By Lillian DeMarco and Kaytlyn Walter
Who Was Thomas Jefferson and How Was He Pragmatic?
- Jefferson often contradicted what he believed in. He supported the rule of the common man, and not the exclusive rule of the rich and well-born. Jefferson, however, was a man of great wealth, property, and status. This reveals itself as hypocritical at first, but proves to be pragmatic when considering people's natural tendency to listen to individuals of wealth. He wouldn't have much say or attention if he was just some unknown country farmer from some random town. He needed power and status to help him represent the common folk, and get his say.
- Jefferson interpreted the constitution word for word and believed that it should be strictly followed. His view was contradicted by his actions during a certain land purchase called the Louisiana Purchase. He felt that he was going through with this deal was the best way to save the Union, even if this went against his beliefs.
- Jefferson did in fact believe in the natural rights for all men, even slaves. Ironically, Jefferson owned about 2,000 slaves. He did not release them for fear of what the society may do to them or think of them.
Jefferson and the Louisiana Purchase
1. Jefferson was pragmatic when he placed the safety of the country before his belief in the strict interpretation of the constitution. When Jefferson decided to go through with the Louisiana Purchase, he literally said he felt that the whole act was somewhat unconstitutional. This point will be proven further by the examination of his intentions when the purchase took place. Jefferson wanted to obtain the land because he saw the French as a threat towards America's boarders. The country was weak, and he was under no illusion otherwise. To prevent the French from possibly taking over in later years, Jefferson sent in his men and sealed the deal.
2. When Jefferson bought the land in the Louisiana purchase, he entered a peace treaty with France. Jefferson agreed with Washington on the topic of creating no permanent alliances with other countries. Again, however, Jefferson thought of only avoiding the destruction of the U.S. by the French and made the decision to break this rule, thus he is pragmatic.

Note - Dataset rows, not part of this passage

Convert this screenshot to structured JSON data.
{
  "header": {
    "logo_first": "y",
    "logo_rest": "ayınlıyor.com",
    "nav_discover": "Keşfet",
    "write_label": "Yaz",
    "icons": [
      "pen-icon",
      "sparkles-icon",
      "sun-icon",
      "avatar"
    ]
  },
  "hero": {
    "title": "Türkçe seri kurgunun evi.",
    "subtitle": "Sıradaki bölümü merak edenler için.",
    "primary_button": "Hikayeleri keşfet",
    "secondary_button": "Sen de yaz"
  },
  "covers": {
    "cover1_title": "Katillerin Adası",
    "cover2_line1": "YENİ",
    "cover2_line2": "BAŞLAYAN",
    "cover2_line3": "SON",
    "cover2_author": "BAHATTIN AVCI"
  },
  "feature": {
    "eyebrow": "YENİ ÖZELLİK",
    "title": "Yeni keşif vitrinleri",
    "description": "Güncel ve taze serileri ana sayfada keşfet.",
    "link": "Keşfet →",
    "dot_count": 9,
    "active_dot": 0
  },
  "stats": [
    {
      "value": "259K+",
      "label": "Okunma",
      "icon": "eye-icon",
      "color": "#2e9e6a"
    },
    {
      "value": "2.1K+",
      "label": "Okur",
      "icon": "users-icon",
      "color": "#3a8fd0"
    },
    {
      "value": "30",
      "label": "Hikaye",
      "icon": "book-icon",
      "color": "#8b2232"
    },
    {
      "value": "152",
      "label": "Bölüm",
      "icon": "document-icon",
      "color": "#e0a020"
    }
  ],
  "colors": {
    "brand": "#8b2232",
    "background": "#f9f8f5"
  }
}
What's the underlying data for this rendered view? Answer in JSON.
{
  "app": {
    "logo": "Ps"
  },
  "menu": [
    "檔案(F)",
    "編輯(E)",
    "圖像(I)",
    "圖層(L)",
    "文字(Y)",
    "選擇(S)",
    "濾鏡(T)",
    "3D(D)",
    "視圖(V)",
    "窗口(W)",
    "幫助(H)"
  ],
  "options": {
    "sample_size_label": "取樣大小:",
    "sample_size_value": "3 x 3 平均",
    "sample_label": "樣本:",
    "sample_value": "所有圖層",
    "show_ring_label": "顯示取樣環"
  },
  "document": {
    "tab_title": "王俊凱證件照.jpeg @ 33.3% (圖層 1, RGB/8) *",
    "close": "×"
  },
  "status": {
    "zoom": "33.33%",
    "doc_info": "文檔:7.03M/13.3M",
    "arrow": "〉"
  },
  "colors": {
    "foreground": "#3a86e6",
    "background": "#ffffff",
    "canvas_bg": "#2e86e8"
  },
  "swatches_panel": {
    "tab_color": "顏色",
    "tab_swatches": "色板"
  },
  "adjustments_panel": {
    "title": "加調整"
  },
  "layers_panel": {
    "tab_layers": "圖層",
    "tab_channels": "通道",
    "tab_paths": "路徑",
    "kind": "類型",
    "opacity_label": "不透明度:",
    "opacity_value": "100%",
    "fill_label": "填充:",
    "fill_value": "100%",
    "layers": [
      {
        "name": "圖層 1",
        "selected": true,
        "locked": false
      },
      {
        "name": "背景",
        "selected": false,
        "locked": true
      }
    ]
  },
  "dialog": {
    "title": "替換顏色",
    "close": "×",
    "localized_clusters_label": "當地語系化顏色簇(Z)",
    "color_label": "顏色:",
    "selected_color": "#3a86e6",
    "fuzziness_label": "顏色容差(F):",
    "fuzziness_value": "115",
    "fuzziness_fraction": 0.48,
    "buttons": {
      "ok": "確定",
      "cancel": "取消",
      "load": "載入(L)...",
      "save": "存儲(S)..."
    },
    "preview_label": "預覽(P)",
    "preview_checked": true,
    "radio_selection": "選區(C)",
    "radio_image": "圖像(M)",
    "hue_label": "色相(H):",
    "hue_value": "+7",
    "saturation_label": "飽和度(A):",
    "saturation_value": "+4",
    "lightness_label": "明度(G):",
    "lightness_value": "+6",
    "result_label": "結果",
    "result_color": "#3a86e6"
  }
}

When Jefferson became president, he recognized the country's debt. It was a huge, towering foe that was around since the revolutionary war. Jefferson decided to keep 3 main parts of Hamilton's plans for the sake of the people, even if he disagreed strongly. They were the National Bank, the founding of the debts at par, and assuming the Revolutionary war debts of the states.